Whether you celebrate Veterans Day by watching endless Band of Brothers reruns or preparing a George Washington-approved meal of hamburgers and Hershey's bars, the holiday is a slow one on Wall Street. While the stock market was open for business, banks were on vacation -- The Dow inched up 21 points Monday to a fresh new record as investors look forward to the confirmation of a new Federal Reserve Chair(wo)man later this week.

1. Friday's big jobs data keeps markets positive
With bond markets closed Monday, investors placed orders to the traders sitting around the stock exchanges in New York City on the slow day. The juicy topic still fresh on Wall Street's mind: the shocking October jobs report from Friday, in which the recently reopened Labor Department reported that 204,000 jobs were added to the American economy in October (Forbes).

Despite 16 days of turmoil in Washington and hundreds of thousands of federal workers on furlough catching up on their long-overdue Shark Tank season 5 TV binge, businesses were hiring, and that's a majorly positive sign for the recovery. The unemployment rate ticked up a tad from 7.2% to 7.3%, but the fact that the number of new jobs nearly doubled what analysts projected was the dominating headline.
With positive news always comes the scary flip side: Investors wonder when the Federal Reserve's "quantitative easing" stimulus policy that they love so much will begin to taper. The general feeling is that the economy responded in the face of adversity like Rocky in the second round against Drago, and Wall Street was impressed enough by the positive report to kill its worries about the end of the Fed's market-friendly stimulus moves.  

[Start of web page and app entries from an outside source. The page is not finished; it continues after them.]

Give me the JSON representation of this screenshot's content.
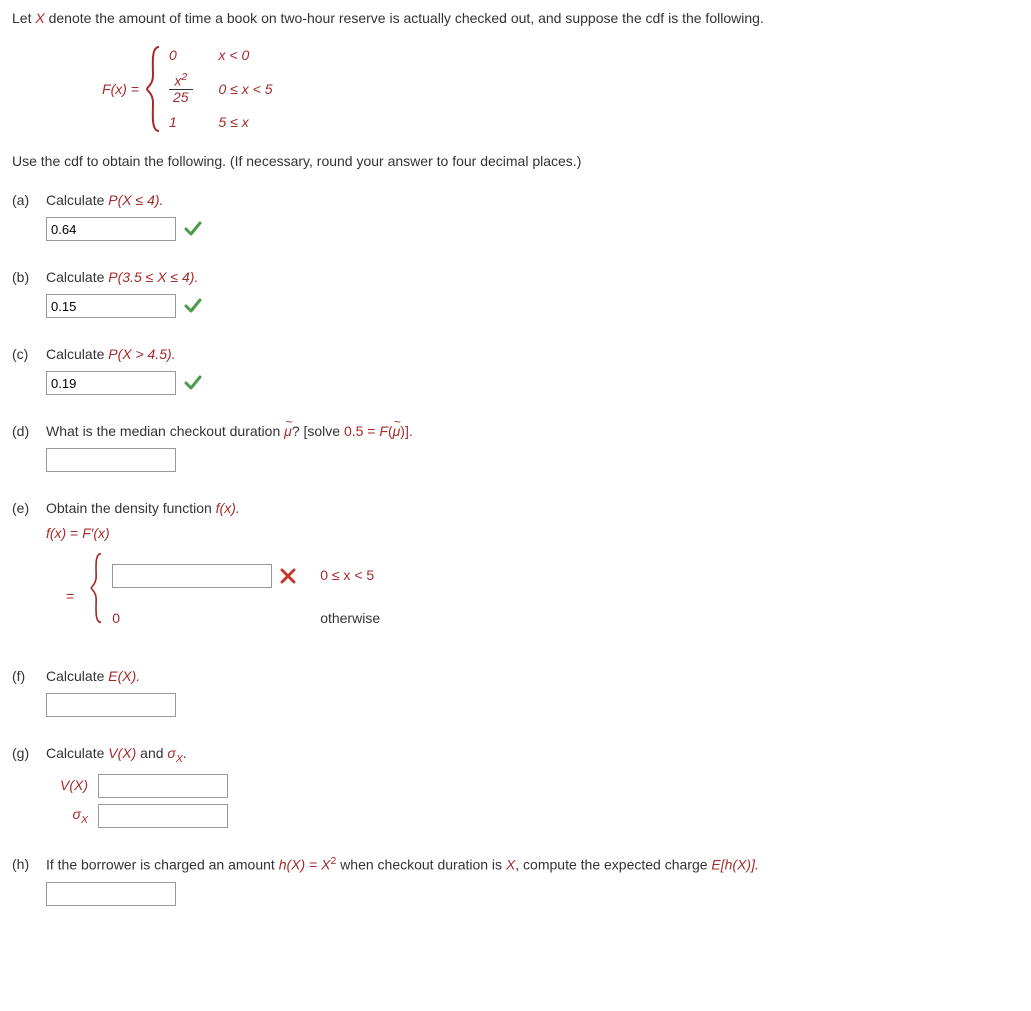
{
  "intro": {
    "prefix": "Let ",
    "var": "X",
    "rest": " denote the amount of time a book on two-hour reserve is actually checked out, and suppose the cdf is the following."
  },
  "formula": {
    "lhs_pre": "F",
    "lhs_arg": "x",
    "row1_val": "0",
    "row1_cond_pre": "x",
    "row1_cond_rest": " < 0",
    "row2_num_base": "x",
    "row2_num_exp": "2",
    "row2_den": "25",
    "row2_cond": "0 ≤ x < 5",
    "row3_val": "1",
    "row3_cond": "5 ≤ x"
  },
  "instruction": "Use the cdf to obtain the following. (If necessary, round your answer to four decimal places.)",
  "a": {
    "label": "(a)",
    "q_pre": "Calculate ",
    "q_math": "P(X ≤ 4).",
    "value": "0.64",
    "status": "correct"
  },
  "b": {
    "label": "(b)",
    "q_pre": "Calculate ",
    "q_math": "P(3.5 ≤ X ≤ 4).",
    "value": "0.15",
    "status": "correct"
  },
  "c": {
    "label": "(c)",
    "q_pre": "Calculate ",
    "q_math": "P(X > 4.5).",
    "value": "0.19",
    "status": "correct"
  },
  "d": {
    "label": "(d)",
    "q_pre": "What is the median checkout duration ",
    "mu": "μ",
    "q_mid": "? [solve ",
    "eq_lhs": "0.5 = ",
    "F": "F",
    "q_end": ")].",
    "value": ""
  },
  "e": {
    "label": "(e)",
    "q_pre": "Obtain the density function ",
    "fx": "f(x).",
    "line2_lhs": "f(x)",
    "line2_eq": " = ",
    "line2_rhs": "F′(x)",
    "eq": "=",
    "cond1": "0 ≤ x < 5",
    "zero": "0",
    "cond2": "otherwise",
    "value": "",
    "status": "incorrect"
  },
  "f": {
    "label": "(f)",
    "q_pre": "Calculate ",
    "q_math": "E(X).",
    "value": ""
  },
  "g": {
    "label": "(g)",
    "q_pre": "Calculate ",
    "VX": "V(X)",
    "mid": " and ",
    "sigma": "σ",
    "sub": "X",
    "end": ".",
    "vx_label": "V(X)",
    "sx_label_sigma": "σ",
    "sx_label_sub": "X",
    "vx_value": "",
    "sx_value": ""
  },
  "h": {
    "label": "(h)",
    "q_pre": "If the borrower is charged an amount ",
    "hx": "h(X) = X",
    "exp": "2",
    "mid": " when checkout duration is ",
    "X": "X",
    "rest": ", compute the expected charge ",
    "EhX": "E[h(X)].",
    "value": ""
  }
}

It's all about timing. The core of the American economy is and always